BERDE is the Philippines’ national voluntary green building rating system. It is recognised by various government agencies, and it has become a significant tool in developing policies for sustainability within the building sector. Besides allowing the project owner to demonstrate its leadership in sustainable design, BERDE certification instills trust and confidence among stakeholders and end users.
The Philippine property industry has a growing interest in sustainable buildings, and this trend is continuing to rise. As a result, many large property developers are now looking into the feasibility of incorporating green principles in their projects.
Some companies are also leveraging on solar energy to reduce their carbon footprint and save energy costs. Moreover, they are using recycled and low-carbon materials such as ECOPlanet cement in their buildings.
With green construction gaining popularity in the Philippines, developers are increasingly opting to build green buildings. Several buildings have received LEED and BERDE certification, including the Arthaland Century Pacific Tower in Bonifacio Global City. These buildings feature efficient systems for saving energy and water, and reducing waste.
In addition, sustainable architecture also prioritizes indoor air quality. This includes using low VOC paints and finishes that emit fewer harmful chemicals. It also involves choosing materials with a high recycled content.

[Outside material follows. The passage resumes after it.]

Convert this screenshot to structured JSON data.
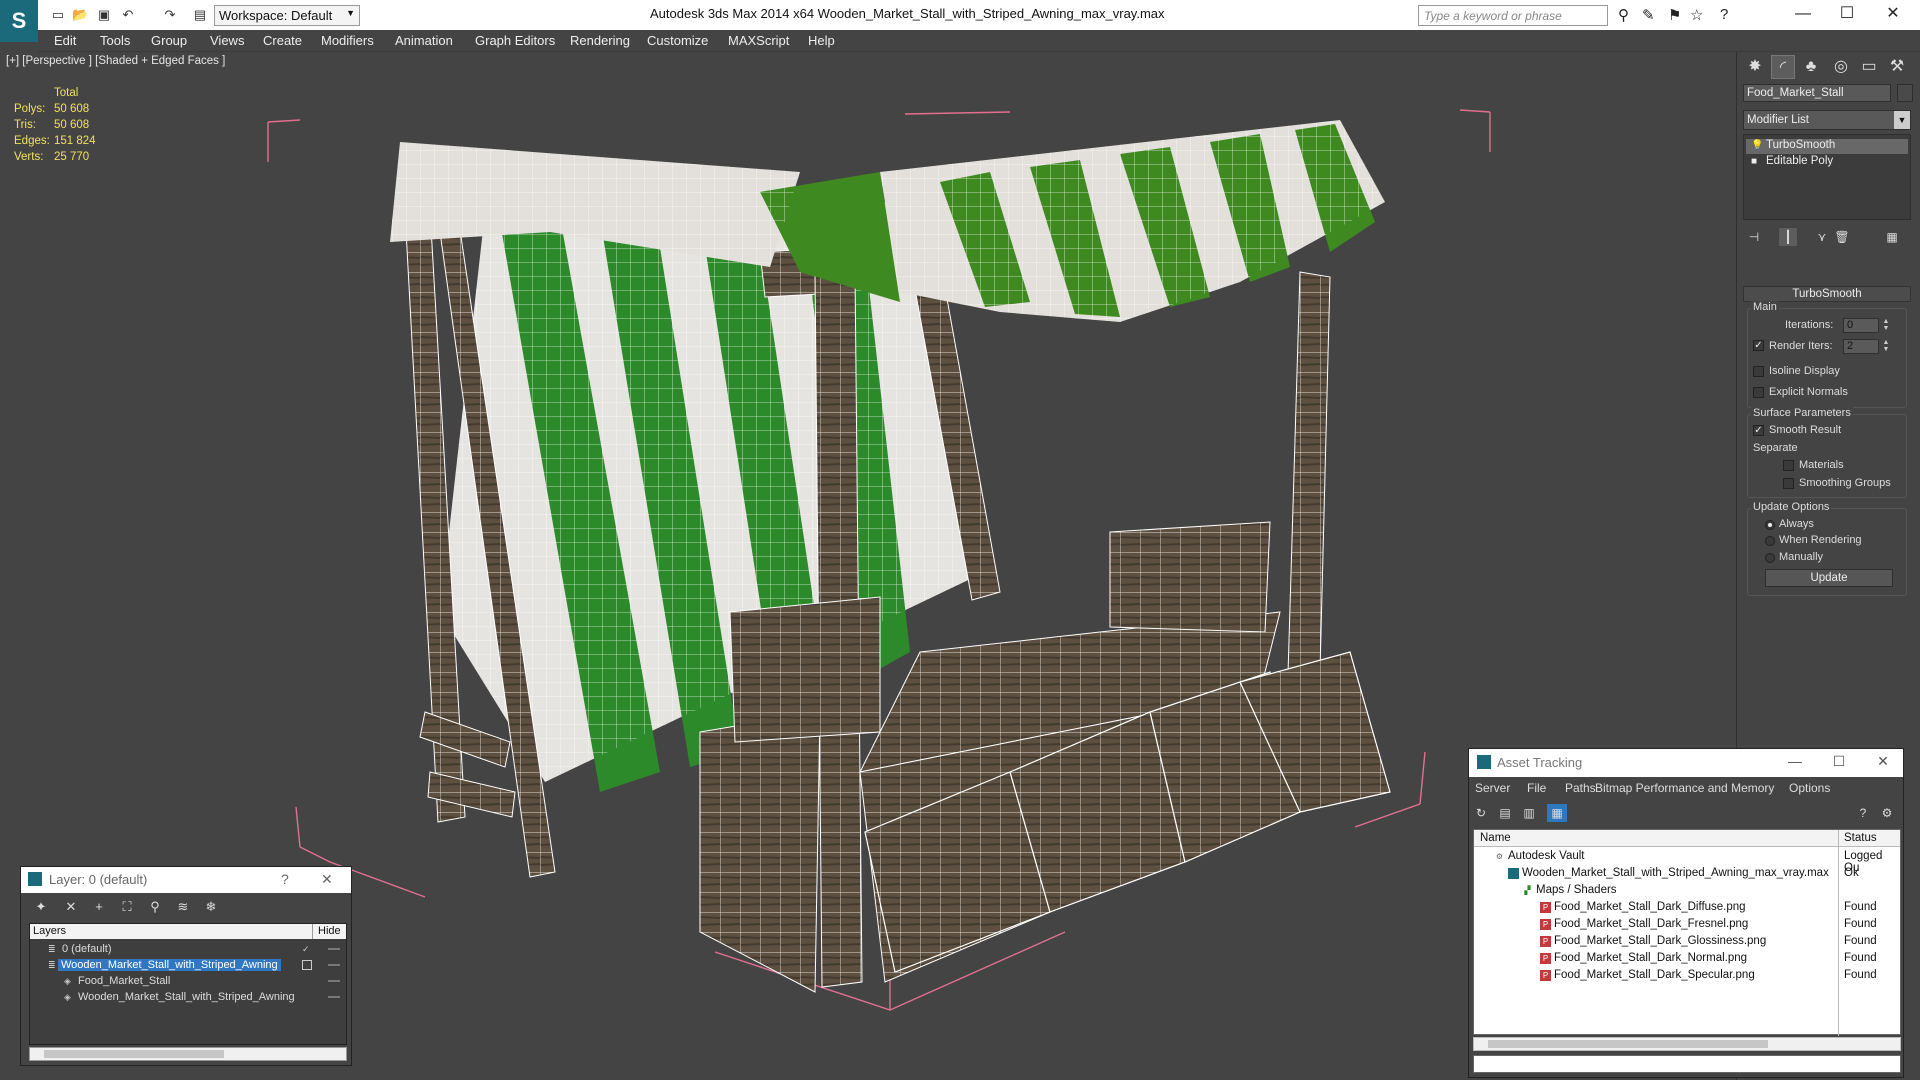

One example of a sustainable building is the Net Lima office in Manila, which uses a green facade and curtain wall system to minimize its air conditioning usage. This allows natural light to illuminate the interior and reduces energy costs. The building also uses low-e glass to reduce solar heat gain.